Your tote bag will be the key to organization. Everything you need during travel should be in this bag. Do not be one of those annoying people who make five people slide out of their plane seats so that she can get up, open the overheard compartment, pull down her big bag, open it up and retrieve a lip gloss and then make everyone get up again so she can get back to her seat.
The tote should have your medications, glasses, liquids bag and cosmetics. Invest in a plastic liquids bag that you can use over and over again. A baggie works, but breaks easily. Pay attention to the liquids requirements and don’t hold up everyone by bringing in liquids that don’t fit in the bag. They will be taken from you, and security will not feel sympathy for tossing your expensive 4 oz. bottle of face cream. Put everything into smaller bottles. Here is a liquids bag, and a set of see through bags I like. I prefer small silicone bottles; I find it difficult to get things out of the hard -sided ones.
Also in your tote should be the smaller crossbody wallet or wristlet. This should be RFID protected. Why take a chance? Take only those cards you need. I see people with overstuffed wallets searching through all of their store loyalty cards to find something. Don’t tempt fate. Make sure this bag fits your passport and phone. It then doubles as an evening purse and you won’t have to drag a big bag to dinner. I bought mine, below, from QVC.

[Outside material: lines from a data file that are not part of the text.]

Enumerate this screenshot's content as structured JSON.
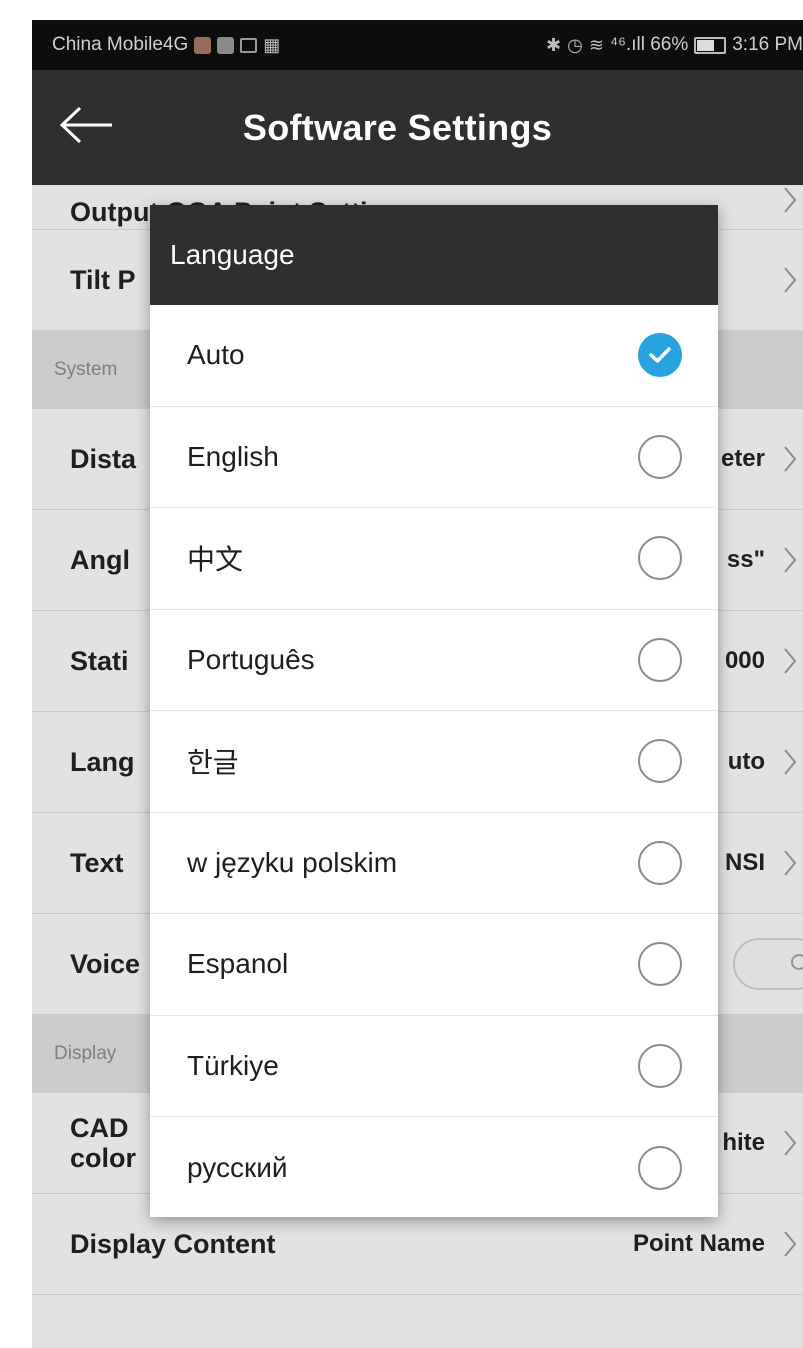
{
  "status_bar": {
    "carrier": "China Mobile4G",
    "right_text": "⁴⁶.ıll 66%",
    "time": "3:16 PM"
  },
  "header": {
    "title": "Software Settings",
    "back_icon": "back-arrow-icon"
  },
  "settings": {
    "partial_row_label": "Output GGA Point Settings",
    "tilt_label": "Tilt P",
    "system_section": "System",
    "rows": [
      {
        "label": "Dista",
        "value": "eter"
      },
      {
        "label": "Angl",
        "value": "ss\""
      },
      {
        "label": "Stati",
        "value": "000"
      },
      {
        "label": "Lang",
        "value": "uto"
      },
      {
        "label": "Text",
        "value": "NSI"
      }
    ],
    "voice_label": "Voice",
    "display_section": "Display",
    "cad_label_1": "CAD",
    "cad_label_2": "color",
    "cad_value": "hite",
    "display_content_label": "Display Content",
    "display_content_value": "Point Name"
  },
  "dialog": {
    "title": "Language",
    "selected": "Auto",
    "options": [
      {
        "label": "Auto",
        "checked": true
      },
      {
        "label": "English",
        "checked": false
      },
      {
        "label": "中文",
        "checked": false
      },
      {
        "label": "Português",
        "checked": false
      },
      {
        "label": "한글",
        "checked": false
      },
      {
        "label": "w języku polskim",
        "checked": false
      },
      {
        "label": "Espanol",
        "checked": false
      },
      {
        "label": "Türkiye",
        "checked": false
      },
      {
        "label": "русский",
        "checked": false
      }
    ]
  },
  "colors": {
    "header_bg": "#2f2f2f",
    "status_bg": "#0d0d0d",
    "accent": "#29a3e0"
  }
}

Lastly, fill your tote with a sweater or large warm scarf or shawl, your laptop, I pad or Kindle, reading material, ear buds, snacks and a water bottle filled or bought after you are through security. Have plenty of small bills for tips and quick purchases. Have your passport, and boarding passes in a pocket where they are easily accessible. Most airports accept phone passes now, but I print them for smaller airports or third world countries.
I use a Lug travel bag. It has a strap on the back that will allow it to fit over the handle of your bigger carryon bag. It has a crossbody strap and lots of pockets so that everything stays organized. It fits under the seat on plane. It also works as a beach bag or day bag for car trips. Invest in a good tote bag with features that make travel easier such as a water bottle pocket and small pockets. My bag has a lined phone pocket, which I love. I also use this one as my every-day gym bag. It was pricey, but after a year of daily use, still looks like new.
These tips may seem pretty basic, but from my experience, are not common practice. These are key tricks used by frequent travelers, the ones who zip through security screenings, present their ID with ease, and who easily board planes and other vehicles. Traveling is stressful enough, don’t make it worse with overpacking, and haphazard organization.
Do you have any travel hacks or ideas that make traveling easier for you? If so, I’d love to hear them. I am always looking for ways to make travel even easier and more stress free.
Here are more of my posts about travel you might enjoy.